by Ryan Schleeter
May 14, 2016
Earlier this week, almost 90,000 gallons of crude oil leaked into the Gulf of Mexico near Shell’s Brutus drilling platform. New photos taken today show that it’s not a pretty sight.
© Derick Hingle / Greenpeace
In the midst of a remarkable global wave of resistance to fossil fuels, we’ve received another stern reminder that it’s time to keep it in the ground.
Shell’s oil spill in the Gulf of Mexico this week — just 90 miles off the coast of Louisiana — is the largest since BP’s 2010 Deepwater Horizon disaster, the effects of which are still resonating throughout the region.
Currently estimated at 88,200 gallons, the Shell spill is just shy of qualifying as a “major” spill under the Coast Guard’s classification system, but ask coastal communities in the Gulf and they’ll tell you the impacts of chronic exploitation by the fossil fuel industry are nothing to downplay.
Jonathan Henderson is a New Orleans native and the founder of Vanishing Earth, an environmental watchdog group documenting and exposing oil industry failures in the Gulf South. Since 2010, he’s taken hundreds of trips out into the Gulf, including earlier today to document the Shell spill.
“Nothing really prepares you to see spills of this size,” he said. “When you see this much oil out over the Gulf of Mexico, it’s startling.

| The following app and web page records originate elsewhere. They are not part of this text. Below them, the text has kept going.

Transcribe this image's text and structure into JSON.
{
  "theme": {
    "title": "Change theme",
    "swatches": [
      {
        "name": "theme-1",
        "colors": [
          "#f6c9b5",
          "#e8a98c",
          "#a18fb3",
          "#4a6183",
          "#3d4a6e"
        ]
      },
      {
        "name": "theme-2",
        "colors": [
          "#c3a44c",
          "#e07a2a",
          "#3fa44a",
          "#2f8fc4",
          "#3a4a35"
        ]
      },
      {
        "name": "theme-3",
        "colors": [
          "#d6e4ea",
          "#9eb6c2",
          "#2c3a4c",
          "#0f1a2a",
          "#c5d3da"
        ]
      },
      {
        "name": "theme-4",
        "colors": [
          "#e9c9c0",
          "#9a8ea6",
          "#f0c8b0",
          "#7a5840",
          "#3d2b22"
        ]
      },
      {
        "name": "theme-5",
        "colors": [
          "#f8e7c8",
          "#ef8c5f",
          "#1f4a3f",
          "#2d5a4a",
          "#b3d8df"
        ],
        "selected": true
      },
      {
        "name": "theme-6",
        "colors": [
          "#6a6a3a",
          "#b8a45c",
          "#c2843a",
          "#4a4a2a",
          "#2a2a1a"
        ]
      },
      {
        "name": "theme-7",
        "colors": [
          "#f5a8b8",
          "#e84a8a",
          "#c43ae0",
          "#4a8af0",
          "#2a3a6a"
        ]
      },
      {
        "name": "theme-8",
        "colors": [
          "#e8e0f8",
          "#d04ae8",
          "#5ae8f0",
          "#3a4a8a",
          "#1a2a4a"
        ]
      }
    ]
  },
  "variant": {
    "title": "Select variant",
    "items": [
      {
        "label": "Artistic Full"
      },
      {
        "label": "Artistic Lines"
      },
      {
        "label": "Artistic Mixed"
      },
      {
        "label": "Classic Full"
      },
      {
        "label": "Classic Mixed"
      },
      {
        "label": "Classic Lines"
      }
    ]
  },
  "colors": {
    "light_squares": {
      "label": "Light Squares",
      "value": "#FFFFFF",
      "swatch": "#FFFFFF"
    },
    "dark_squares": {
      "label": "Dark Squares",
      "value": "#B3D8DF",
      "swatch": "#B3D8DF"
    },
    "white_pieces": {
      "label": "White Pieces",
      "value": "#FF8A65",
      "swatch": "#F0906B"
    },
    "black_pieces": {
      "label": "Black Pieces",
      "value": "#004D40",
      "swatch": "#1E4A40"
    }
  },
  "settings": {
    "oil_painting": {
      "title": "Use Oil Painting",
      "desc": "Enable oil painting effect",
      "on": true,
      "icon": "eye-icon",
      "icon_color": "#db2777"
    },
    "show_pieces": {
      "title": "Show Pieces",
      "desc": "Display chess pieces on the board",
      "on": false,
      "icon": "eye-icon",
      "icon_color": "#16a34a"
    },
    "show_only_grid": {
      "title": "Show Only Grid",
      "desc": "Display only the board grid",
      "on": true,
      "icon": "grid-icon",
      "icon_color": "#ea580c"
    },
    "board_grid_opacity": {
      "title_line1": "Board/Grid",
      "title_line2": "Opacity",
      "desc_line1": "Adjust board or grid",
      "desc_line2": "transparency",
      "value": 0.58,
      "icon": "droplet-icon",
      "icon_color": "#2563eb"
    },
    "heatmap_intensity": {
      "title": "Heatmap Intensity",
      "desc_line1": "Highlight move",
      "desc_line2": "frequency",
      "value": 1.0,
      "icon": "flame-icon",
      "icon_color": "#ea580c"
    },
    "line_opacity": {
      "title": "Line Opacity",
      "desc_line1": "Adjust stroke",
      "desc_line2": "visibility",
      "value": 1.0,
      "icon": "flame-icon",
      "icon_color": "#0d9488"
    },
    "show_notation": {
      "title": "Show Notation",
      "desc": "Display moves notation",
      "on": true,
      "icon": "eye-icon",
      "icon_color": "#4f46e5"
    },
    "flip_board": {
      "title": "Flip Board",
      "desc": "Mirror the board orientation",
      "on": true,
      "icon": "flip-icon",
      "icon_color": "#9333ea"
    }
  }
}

It looks the Gulf was punched in the face and has a black eye.”
And that part about this not being a “major” spill? Jonathan has his doubts.
“The industry routinely grossly under reports the amount of oil leaked,” he said. “They have an economic incentive to do that, because they’re fined per barrel of oil released under the Clean Water Act. I don’t see how you can not call this a major oil spill. On Friday they estimated the size of sheen at two by 13 miles, and today it looked like it had spread from that.”
The good news is that there is a clear way to stop spills like this one and protect our climate at the same time: keeping fossil fuels in the ground.
Tomorrow, activists and grassroots groups are rallying in front of the White House as part of Break Free DC, demanding that President Obama stop new offshore drilling in the Gulf, the Arctic, and the Atlantic.